PROVIDED DATA:
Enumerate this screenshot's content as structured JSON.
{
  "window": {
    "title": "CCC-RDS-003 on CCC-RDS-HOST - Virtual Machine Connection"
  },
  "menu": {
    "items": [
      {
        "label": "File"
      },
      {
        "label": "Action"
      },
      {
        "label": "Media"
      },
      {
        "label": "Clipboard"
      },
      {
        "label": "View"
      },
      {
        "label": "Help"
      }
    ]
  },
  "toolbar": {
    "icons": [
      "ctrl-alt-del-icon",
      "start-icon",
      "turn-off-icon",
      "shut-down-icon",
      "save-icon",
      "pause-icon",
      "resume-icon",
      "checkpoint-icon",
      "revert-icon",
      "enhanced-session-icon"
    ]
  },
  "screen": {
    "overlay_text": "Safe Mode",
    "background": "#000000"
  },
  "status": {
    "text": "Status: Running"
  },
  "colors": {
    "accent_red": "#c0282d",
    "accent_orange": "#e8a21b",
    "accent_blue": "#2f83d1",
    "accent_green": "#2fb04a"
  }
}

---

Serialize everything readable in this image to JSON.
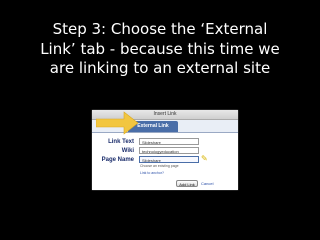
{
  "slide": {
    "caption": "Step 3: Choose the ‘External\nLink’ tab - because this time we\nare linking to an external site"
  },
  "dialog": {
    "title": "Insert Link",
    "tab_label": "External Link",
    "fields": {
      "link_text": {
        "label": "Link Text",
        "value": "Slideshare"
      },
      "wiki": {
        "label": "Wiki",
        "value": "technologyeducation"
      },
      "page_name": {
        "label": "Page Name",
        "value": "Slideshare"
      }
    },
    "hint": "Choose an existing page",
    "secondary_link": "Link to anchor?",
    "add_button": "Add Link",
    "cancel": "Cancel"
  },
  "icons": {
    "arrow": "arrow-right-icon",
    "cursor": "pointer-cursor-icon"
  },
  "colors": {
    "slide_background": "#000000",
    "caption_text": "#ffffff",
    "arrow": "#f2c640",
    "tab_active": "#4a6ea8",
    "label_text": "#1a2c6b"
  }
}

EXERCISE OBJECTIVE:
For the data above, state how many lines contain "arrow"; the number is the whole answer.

EXERCISE RESULT:
2